**Website and app data records**
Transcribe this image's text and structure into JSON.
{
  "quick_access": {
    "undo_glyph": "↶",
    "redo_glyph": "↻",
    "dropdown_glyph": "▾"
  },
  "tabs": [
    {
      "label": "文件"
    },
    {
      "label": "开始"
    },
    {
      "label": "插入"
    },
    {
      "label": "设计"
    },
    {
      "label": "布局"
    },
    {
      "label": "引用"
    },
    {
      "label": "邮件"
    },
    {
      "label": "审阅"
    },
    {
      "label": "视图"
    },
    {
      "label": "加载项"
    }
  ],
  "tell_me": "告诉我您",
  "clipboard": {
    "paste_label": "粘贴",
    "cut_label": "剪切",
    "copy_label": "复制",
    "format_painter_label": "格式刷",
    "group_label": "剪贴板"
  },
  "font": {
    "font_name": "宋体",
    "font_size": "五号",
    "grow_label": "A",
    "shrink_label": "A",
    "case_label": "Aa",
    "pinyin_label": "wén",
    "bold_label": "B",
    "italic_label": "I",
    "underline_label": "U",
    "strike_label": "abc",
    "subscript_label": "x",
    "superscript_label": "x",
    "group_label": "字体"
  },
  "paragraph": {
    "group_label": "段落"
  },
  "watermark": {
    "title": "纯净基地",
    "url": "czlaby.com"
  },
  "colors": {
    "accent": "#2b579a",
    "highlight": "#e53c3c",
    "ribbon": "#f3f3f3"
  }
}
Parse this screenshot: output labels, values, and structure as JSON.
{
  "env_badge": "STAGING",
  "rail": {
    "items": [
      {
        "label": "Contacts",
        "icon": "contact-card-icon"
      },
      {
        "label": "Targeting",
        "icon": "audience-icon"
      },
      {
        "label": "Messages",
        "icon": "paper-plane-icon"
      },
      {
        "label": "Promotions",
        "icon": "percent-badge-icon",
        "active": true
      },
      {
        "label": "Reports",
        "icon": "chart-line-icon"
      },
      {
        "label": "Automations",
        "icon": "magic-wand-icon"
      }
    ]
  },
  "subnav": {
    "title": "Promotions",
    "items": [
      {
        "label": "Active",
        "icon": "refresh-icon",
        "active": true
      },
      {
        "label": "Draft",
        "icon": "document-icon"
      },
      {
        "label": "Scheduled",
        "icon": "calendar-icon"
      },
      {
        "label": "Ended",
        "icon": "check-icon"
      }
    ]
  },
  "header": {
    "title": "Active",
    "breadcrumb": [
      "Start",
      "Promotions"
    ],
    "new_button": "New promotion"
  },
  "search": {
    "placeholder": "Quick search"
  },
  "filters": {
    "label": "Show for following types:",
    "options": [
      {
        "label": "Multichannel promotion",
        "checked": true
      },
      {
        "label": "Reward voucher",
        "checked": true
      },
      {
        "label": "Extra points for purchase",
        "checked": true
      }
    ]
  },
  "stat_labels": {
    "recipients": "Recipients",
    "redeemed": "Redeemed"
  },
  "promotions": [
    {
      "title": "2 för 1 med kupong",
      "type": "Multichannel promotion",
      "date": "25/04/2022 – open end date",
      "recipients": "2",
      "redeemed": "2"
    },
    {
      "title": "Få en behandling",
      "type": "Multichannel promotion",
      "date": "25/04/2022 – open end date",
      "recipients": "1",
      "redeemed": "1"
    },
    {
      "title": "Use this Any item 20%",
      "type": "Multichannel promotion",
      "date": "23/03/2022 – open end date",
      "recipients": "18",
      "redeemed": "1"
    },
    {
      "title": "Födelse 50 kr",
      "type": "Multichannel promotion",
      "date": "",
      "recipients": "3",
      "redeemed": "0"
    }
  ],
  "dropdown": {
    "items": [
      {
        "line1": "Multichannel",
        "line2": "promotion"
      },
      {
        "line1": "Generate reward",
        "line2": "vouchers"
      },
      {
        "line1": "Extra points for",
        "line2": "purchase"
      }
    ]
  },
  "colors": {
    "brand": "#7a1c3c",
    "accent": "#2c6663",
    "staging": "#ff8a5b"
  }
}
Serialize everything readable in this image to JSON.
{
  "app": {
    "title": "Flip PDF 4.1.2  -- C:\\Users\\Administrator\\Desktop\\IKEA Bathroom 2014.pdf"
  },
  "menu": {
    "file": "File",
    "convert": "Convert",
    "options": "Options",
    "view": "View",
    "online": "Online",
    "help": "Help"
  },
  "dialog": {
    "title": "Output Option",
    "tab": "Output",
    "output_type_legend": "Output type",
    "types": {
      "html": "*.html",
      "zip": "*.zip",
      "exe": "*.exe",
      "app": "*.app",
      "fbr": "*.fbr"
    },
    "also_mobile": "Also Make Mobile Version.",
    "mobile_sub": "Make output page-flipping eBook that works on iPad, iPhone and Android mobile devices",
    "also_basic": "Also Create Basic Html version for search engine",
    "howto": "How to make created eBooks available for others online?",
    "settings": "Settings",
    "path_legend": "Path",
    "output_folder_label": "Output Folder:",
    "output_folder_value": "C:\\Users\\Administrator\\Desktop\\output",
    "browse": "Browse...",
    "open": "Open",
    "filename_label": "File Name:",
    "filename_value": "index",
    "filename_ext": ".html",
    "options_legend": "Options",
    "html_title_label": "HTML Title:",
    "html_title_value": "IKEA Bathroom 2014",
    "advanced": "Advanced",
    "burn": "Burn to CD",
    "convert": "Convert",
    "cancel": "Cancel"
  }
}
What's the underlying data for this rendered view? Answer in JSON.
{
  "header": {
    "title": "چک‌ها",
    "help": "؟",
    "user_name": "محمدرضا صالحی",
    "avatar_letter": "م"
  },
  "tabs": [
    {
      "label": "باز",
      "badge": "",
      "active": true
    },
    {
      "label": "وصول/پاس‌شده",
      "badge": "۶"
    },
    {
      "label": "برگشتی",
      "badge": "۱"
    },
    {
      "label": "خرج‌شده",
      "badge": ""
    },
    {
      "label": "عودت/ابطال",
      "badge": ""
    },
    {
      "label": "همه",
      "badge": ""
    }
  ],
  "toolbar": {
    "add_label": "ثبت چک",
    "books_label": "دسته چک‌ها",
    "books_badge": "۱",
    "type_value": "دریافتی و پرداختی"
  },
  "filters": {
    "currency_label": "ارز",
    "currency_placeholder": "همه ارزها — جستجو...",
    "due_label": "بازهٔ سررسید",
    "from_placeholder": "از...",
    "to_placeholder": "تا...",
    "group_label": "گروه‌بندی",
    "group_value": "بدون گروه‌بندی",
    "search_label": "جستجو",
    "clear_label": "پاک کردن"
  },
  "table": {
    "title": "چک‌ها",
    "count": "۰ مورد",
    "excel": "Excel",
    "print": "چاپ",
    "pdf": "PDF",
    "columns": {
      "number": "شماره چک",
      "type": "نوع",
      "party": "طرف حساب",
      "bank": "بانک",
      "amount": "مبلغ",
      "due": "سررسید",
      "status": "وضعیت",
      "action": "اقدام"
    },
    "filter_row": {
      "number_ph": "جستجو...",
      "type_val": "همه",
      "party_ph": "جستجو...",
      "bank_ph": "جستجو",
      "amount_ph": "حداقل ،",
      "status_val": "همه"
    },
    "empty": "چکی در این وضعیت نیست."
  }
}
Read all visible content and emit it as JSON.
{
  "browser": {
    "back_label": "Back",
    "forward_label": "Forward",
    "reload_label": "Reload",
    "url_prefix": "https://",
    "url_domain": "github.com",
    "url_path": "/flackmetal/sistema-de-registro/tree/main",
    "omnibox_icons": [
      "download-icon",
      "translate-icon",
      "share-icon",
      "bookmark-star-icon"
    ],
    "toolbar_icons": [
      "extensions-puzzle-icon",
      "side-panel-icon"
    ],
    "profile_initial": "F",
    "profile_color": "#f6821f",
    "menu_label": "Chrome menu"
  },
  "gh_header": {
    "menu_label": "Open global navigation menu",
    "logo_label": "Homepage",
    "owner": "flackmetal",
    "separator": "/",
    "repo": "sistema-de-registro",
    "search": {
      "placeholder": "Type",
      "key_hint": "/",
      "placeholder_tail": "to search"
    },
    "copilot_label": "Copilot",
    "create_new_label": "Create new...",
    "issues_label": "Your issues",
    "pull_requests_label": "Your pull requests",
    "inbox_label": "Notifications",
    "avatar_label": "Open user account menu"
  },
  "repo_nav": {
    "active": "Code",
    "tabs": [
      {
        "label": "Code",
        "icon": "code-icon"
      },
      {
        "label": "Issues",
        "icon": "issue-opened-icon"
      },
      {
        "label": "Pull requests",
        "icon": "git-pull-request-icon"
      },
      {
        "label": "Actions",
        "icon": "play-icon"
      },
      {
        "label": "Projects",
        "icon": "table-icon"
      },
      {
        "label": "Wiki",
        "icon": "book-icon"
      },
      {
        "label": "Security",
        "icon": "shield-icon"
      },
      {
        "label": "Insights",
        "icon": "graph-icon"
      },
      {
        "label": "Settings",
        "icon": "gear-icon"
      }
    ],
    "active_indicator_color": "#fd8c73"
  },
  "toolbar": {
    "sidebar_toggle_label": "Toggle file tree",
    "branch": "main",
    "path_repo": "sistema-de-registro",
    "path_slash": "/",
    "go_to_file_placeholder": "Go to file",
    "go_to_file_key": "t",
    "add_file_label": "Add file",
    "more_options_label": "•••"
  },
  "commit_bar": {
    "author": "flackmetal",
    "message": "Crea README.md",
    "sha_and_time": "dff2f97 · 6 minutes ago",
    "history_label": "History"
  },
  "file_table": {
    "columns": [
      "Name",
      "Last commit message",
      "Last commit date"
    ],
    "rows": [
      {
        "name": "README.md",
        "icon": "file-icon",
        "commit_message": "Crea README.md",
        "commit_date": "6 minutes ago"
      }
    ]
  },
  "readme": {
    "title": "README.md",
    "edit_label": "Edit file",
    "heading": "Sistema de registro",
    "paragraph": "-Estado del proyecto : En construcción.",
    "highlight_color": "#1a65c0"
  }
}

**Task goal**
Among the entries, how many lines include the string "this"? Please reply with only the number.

**Reply to the task**
5